Now, Casablanca is my favourite film and it's not ranked at all. While I understand it's not as revolutionary as Citizen Kane or as psychologically probing or disturbing as Vertigo, its characters are as memorable and enjoyable as the ones in the aforementioned films, and while its filmed in a very classical Hollywood style, its images, the closeups of Bogie and Bergman, among others, really resonate. While I'm not a voter I've decided to throw out a top ten made up of personal favourites and films I just feel are great.

1. Casablanca (1943, Michael Curtiz)
2. Rear Window (1954, Hitchcock)
3. The Apartment (1960, Billy Wilder)
4. 12 Angry Men (1957, Sidney Lumet)
5. Citizen Kane (1941, Welles)
6. The Passion of Joan of Arc (1928, Dreyer)
7. Vertigo (1958, Hitchcock)
8. Taxi Driver (1976, Scorsese)
9. The Godfather (1972, Francis Ford Coppola)
10. Psycho (1960, Hitchcock)

And look, I only have one film from the seventies. Aren't I hypocritical. Pot, Kettle.There's also so many I left out! Singin' in the Rain!, GFII!, Goodfellas! Damn you lists! Anyway, those are some of my thoughts regarding the new Sight & Sound Poll. Whatever meaning lists like S&S have, if they make you want to revisit films you haven't seen for a while or discover one you've never seen, well, I think that's a pretty good thing.

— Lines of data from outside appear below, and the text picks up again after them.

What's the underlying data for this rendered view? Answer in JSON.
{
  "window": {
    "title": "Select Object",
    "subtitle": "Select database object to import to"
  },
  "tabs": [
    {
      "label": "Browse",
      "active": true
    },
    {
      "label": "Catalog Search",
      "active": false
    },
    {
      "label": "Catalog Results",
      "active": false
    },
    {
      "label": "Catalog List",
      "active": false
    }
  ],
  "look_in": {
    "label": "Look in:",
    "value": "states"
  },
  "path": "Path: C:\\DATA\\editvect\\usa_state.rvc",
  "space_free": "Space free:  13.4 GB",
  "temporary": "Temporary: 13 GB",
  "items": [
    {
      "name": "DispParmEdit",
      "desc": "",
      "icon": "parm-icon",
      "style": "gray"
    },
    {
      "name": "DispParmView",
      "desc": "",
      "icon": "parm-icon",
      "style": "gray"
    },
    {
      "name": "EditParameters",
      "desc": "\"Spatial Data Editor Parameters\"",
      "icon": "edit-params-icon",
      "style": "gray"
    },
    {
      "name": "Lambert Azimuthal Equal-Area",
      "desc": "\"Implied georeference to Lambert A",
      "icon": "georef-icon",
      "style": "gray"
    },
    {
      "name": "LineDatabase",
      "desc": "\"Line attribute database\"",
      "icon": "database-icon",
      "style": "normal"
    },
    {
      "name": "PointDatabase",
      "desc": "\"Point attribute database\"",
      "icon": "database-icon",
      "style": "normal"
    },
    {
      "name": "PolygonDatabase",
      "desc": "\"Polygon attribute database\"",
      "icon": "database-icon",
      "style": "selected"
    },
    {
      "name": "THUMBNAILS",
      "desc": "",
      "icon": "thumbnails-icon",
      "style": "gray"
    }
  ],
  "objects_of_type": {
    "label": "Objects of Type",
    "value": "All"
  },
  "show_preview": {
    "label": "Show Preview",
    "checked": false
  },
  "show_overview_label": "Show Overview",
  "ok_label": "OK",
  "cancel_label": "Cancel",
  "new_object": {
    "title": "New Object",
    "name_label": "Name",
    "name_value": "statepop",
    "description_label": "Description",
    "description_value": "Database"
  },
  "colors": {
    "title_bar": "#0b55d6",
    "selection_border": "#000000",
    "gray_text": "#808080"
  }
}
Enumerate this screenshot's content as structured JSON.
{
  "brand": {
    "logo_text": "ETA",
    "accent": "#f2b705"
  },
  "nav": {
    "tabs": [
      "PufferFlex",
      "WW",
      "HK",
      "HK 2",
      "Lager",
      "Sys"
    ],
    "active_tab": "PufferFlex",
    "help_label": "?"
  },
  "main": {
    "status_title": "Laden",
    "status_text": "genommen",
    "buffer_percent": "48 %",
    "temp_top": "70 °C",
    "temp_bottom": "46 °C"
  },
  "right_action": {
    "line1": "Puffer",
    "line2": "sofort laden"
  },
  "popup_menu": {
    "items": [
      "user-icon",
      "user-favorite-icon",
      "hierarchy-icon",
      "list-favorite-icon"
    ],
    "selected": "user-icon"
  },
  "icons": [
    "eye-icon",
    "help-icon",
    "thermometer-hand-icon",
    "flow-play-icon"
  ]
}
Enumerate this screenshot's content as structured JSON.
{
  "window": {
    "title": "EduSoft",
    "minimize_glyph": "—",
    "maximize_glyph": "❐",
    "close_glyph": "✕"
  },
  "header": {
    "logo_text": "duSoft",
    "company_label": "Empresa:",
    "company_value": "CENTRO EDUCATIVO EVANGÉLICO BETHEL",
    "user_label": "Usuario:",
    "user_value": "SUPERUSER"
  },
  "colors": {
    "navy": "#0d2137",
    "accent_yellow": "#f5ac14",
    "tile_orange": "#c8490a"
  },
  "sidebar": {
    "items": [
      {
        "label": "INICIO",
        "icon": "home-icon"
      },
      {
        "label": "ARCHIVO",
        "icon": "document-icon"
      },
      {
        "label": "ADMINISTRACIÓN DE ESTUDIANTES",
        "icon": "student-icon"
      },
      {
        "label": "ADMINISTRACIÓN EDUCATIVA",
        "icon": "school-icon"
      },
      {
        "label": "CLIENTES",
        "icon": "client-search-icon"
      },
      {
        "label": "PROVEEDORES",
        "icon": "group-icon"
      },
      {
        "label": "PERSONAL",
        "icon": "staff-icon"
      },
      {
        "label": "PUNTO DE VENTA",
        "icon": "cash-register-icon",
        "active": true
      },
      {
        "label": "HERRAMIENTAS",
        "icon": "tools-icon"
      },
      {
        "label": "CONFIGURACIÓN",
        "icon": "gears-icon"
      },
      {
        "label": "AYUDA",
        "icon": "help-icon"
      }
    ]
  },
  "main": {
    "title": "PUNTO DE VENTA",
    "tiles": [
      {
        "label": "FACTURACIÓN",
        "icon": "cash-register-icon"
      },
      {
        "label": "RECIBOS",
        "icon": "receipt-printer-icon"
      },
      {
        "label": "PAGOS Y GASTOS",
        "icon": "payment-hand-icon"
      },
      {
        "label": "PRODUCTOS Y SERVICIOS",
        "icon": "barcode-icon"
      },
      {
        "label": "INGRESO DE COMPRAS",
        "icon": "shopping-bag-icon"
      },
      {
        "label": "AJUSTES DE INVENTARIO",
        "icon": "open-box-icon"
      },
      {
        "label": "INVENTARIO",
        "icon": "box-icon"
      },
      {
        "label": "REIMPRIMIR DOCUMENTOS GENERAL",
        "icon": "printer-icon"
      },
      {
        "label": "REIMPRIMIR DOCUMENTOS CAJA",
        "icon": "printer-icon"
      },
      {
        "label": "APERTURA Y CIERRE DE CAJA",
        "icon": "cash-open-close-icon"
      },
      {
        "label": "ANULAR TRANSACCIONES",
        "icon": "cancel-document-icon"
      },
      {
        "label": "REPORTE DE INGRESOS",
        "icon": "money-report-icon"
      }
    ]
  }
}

P.S: Here's a piece I wrote on Vertigo's influence on Scorsese's Shutter Island and Christoper Nolan's Inception: